The next day after lunch we stopped by the Tribal Building in hopes of finding John Turner there. Sure enough, there he was waiting in the lobby. I asked if he would be interested in a recording session where he would comment on the cylinder recordings. He seemed quite willing, so we started looking for a room to appropriate for recording purposes. Most of the rooms had ambient noise from the air circulation system, and before we knew it our search became a major project involving several administrators. Finally we selected an office which seemed to have less ambient noise, at which point the Vice Chairman authorized shutting off the air system altogether for a while. I set up the Nagra and Mr. Turner was ushered in, accompanied by Dennis and various other people from the administrative offices. Our recording session had become a public event.
We recorded for over two hours. Mr. Turner listened to nearly all the cylinder recordings on two cassettes which Maria La Vigna (formerly of the Federal Cylinder Project) had selected as a representative sampling from the entire collection. The tapes I recorded with Mr. Turner include the original recordings together with his translations, interpretations, spontaneous songs, stories, and other commentaries. A singer, player of the traditional Omaha flute, and traditionalist in cultural matters, he clearly enjoyed the session, joking and singing spontaneously as the case presented itself. His interpretations (as well as his cautionary words regarding certain sacred or secret ceremonial songs) represent invaluable supplementary documentation for the cylinders. I was thrilled at his interest and secretly began to scheme about recording him again.

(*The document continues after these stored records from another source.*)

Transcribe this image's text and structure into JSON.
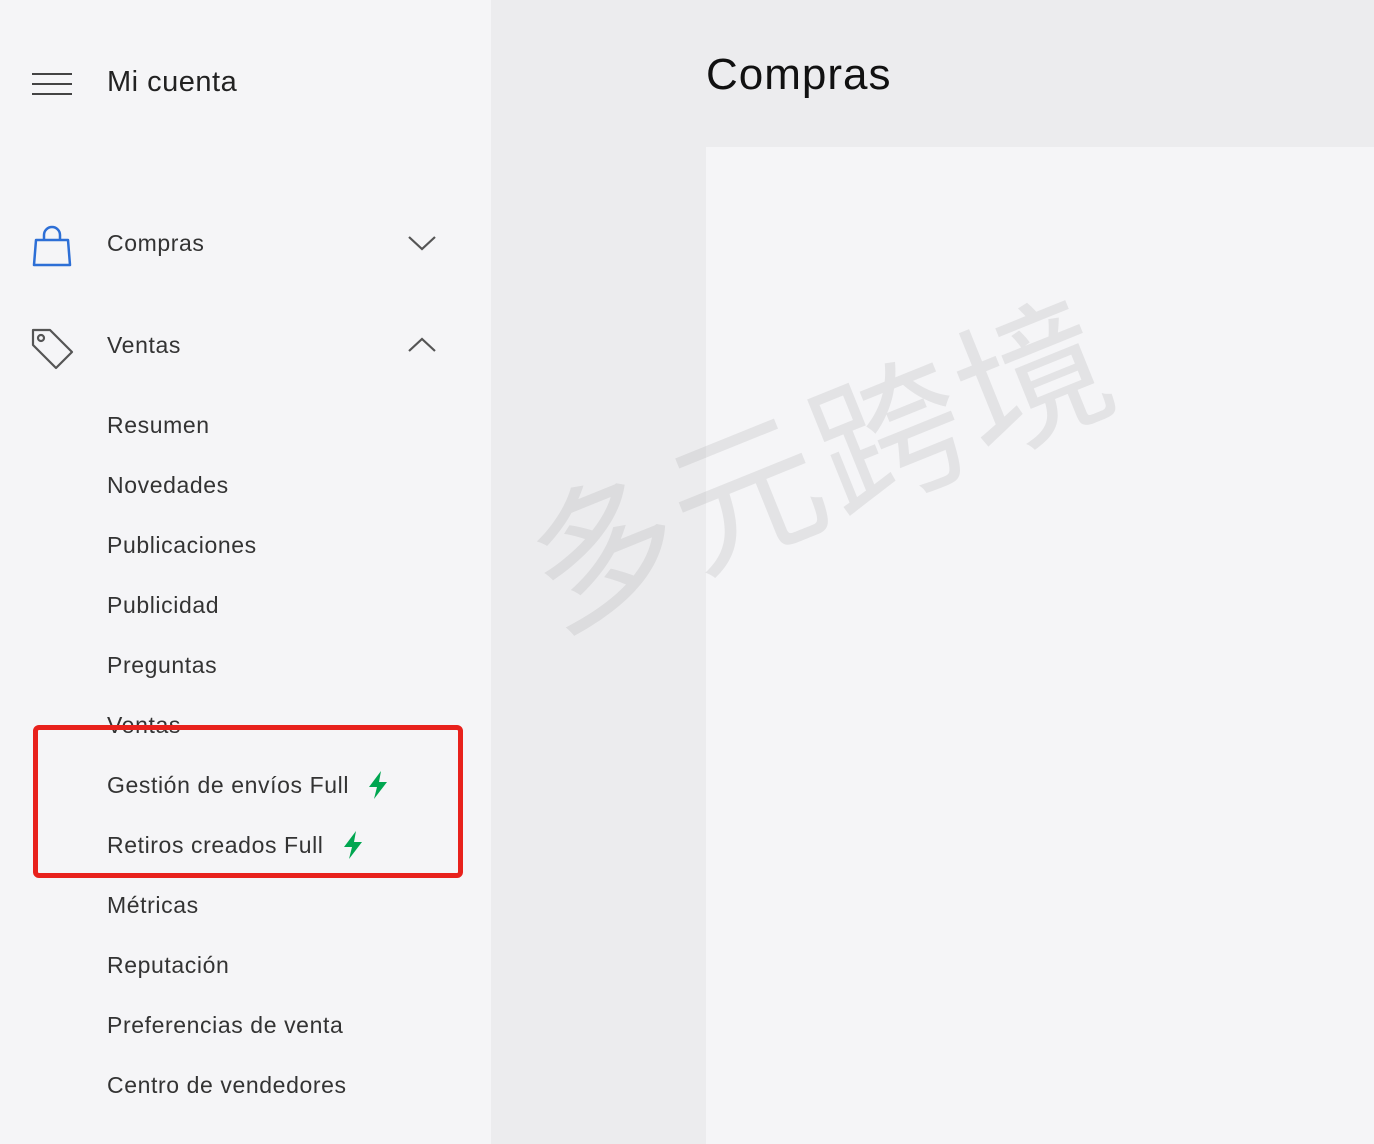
{
  "sidebar": {
    "title": "Mi cuenta",
    "menu_icon": "hamburger-menu-icon",
    "sections": [
      {
        "label": "Compras",
        "icon": "shopping-bag-icon",
        "expanded": false,
        "icon_color": "#2d6fd6"
      },
      {
        "label": "Ventas",
        "icon": "price-tag-icon",
        "expanded": true,
        "icon_color": "#444444"
      }
    ],
    "ventas_items": [
      {
        "label": "Resumen"
      },
      {
        "label": "Novedades"
      },
      {
        "label": "Publicaciones"
      },
      {
        "label": "Publicidad"
      },
      {
        "label": "Preguntas"
      },
      {
        "label": "Ventas"
      },
      {
        "label": "Gestión de envíos Full",
        "badge": "lightning-bolt-icon"
      },
      {
        "label": "Retiros creados Full",
        "badge": "lightning-bolt-icon"
      },
      {
        "label": "Métricas"
      },
      {
        "label": "Reputación"
      },
      {
        "label": "Preferencias de venta"
      },
      {
        "label": "Centro de vendedores"
      }
    ]
  },
  "main": {
    "title": "Compras"
  },
  "overlay": {
    "watermark": "多元跨境",
    "highlight_color": "#e8211c",
    "bolt_color": "#00a650"
  }
}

The next morning we encountered Mr. Turner again at the Administration Building and expressed a vague hope that we could record him again. We got into a lively conversation where he told an etiological story about the Omaha flute, using as its hero the ubiquitous Orphan about whom many Omaha stories are told, and shared some of his repertory of jokes. But events prevented our launching another recording session. John Carter of the Historical Society, representing my ride back to Omaha, arrived on the scene, and the next thing I knew I was saying a round of goodbyes.
Dance Honoring John Turner
August 14, 1983.
Two months later, I find myself still mulling over the experience. It certainly confirmed all my beliefs about the cultural power of documentation. The interest and enthusiasm of the Omaha people was electric, and the recording session with John Turner dramatized the fact that the cylinders are not simply documents of the past, but a legacy from the past. My personal presence may have helped--one cannot satisfy the responsibility for dissemination simply by mailing off some tapes. Yet we could not have created such interest if the cylinders were not inherently interesting. The recording session with John Turner in many ways symbolized the whole effort. It yielded precious information about the 1896 recordings, and, as a semi-public event, it dramatized the "living" quality of the traditions preserved on the cylinders. Mr. Turner provided the symbolic link between past and present as he listened, laughed, interpreted and sang. The turning tape-reels, recording the cylinders side by side with his commentary, attested to the symbolic importance of the event as a contemporary effort toward cultural conservation.
In early April John Turner passed away. Not all that he knew survived him; yet his legacy to the Omaha people is rich. Part of that legacy is imbedded in the recordings he made, and in the memories of all of us who attended that recording session. As I listen once again to the tapes we made, I hear his voice juxtaposed with voices from before his birth--but also juxtaposed with the younger voices of those of us who were there, and whose task is now to carry on.